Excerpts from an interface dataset
• • • • • • •

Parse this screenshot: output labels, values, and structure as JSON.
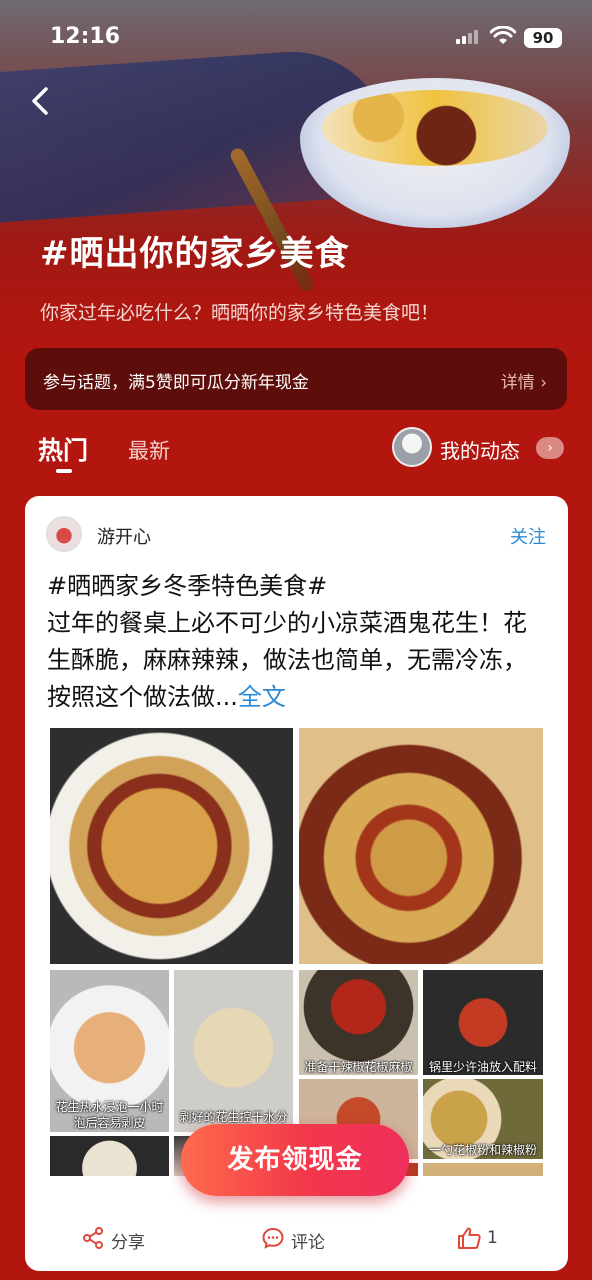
{
  "status_bar": {
    "time": "12:16",
    "battery": "90"
  },
  "topic": {
    "title": "#晒出你的家乡美食",
    "subtitle": "你家过年必吃什么？晒晒你的家乡特色美食吧！",
    "banner_text": "参与话题，满5赞即可瓜分新年现金",
    "banner_more": "详情 ›"
  },
  "tabs": {
    "hot": "热门",
    "latest": "最新",
    "my_dynamic": "我的动态"
  },
  "post": {
    "author": "游开心",
    "follow_label": "关注",
    "text_line1": "#晒晒家乡冬季特色美食#",
    "text_body": "过年的餐桌上必不可少的小凉菜酒鬼花生！花生酥脆，麻麻辣辣，做法也简单，无需冷冻，按照这个做法做...",
    "full_text_link": "全文",
    "photo_captions": {
      "ph3": "花生热水浸泡一小时",
      "ph3b": "泡后容易剥皮",
      "ph4": "剥好的花生控干水分",
      "ph5": "准备干辣椒花椒麻椒",
      "ph6": "锅里少许油放入配料",
      "ph8": "一勺花椒粉和辣椒粉"
    },
    "publish_button": "发布领现金",
    "actions": {
      "share": "分享",
      "comment": "评论",
      "like_count": "1"
    }
  },
  "colors": {
    "page_bg": "#b3160f",
    "link_blue": "#2d8bd6",
    "publish_gradient_start": "#ff6a4d",
    "publish_gradient_end": "#ee2f5c"
  }
}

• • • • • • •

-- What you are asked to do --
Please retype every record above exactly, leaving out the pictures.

-- Result --
Parse this screenshot: output labels, values, and structure as JSON.
{
  "status_bar": {
    "time": "12:16",
    "battery": "90"
  },
  "topic": {
    "title": "#晒出你的家乡美食",
    "subtitle": "你家过年必吃什么？晒晒你的家乡特色美食吧！",
    "banner_text": "参与话题，满5赞即可瓜分新年现金",
    "banner_more": "详情 ›"
  },
  "tabs": {
    "hot": "热门",
    "latest": "最新",
    "my_dynamic": "我的动态"
  },
  "post": {
    "author": "游开心",
    "follow_label": "关注",
    "text_line1": "#晒晒家乡冬季特色美食#",
    "text_body": "过年的餐桌上必不可少的小凉菜酒鬼花生！花生酥脆，麻麻辣辣，做法也简单，无需冷冻，按照这个做法做...",
    "full_text_link": "全文",
    "photo_captions": {
      "ph3": "花生热水浸泡一小时",
      "ph3b": "泡后容易剥皮",
      "ph4": "剥好的花生控干水分",
      "ph5": "准备干辣椒花椒麻椒",
      "ph6": "锅里少许油放入配料",
      "ph8": "一勺花椒粉和辣椒粉"
    },
    "publish_button": "发布领现金",
    "actions": {
      "share": "分享",
      "comment": "评论",
      "like_count": "1"
    }
  },
  "colors": {
    "page_bg": "#b3160f",
    "link_blue": "#2d8bd6",
    "publish_gradient_start": "#ff6a4d",
    "publish_gradient_end": "#ee2f5c"
  }
}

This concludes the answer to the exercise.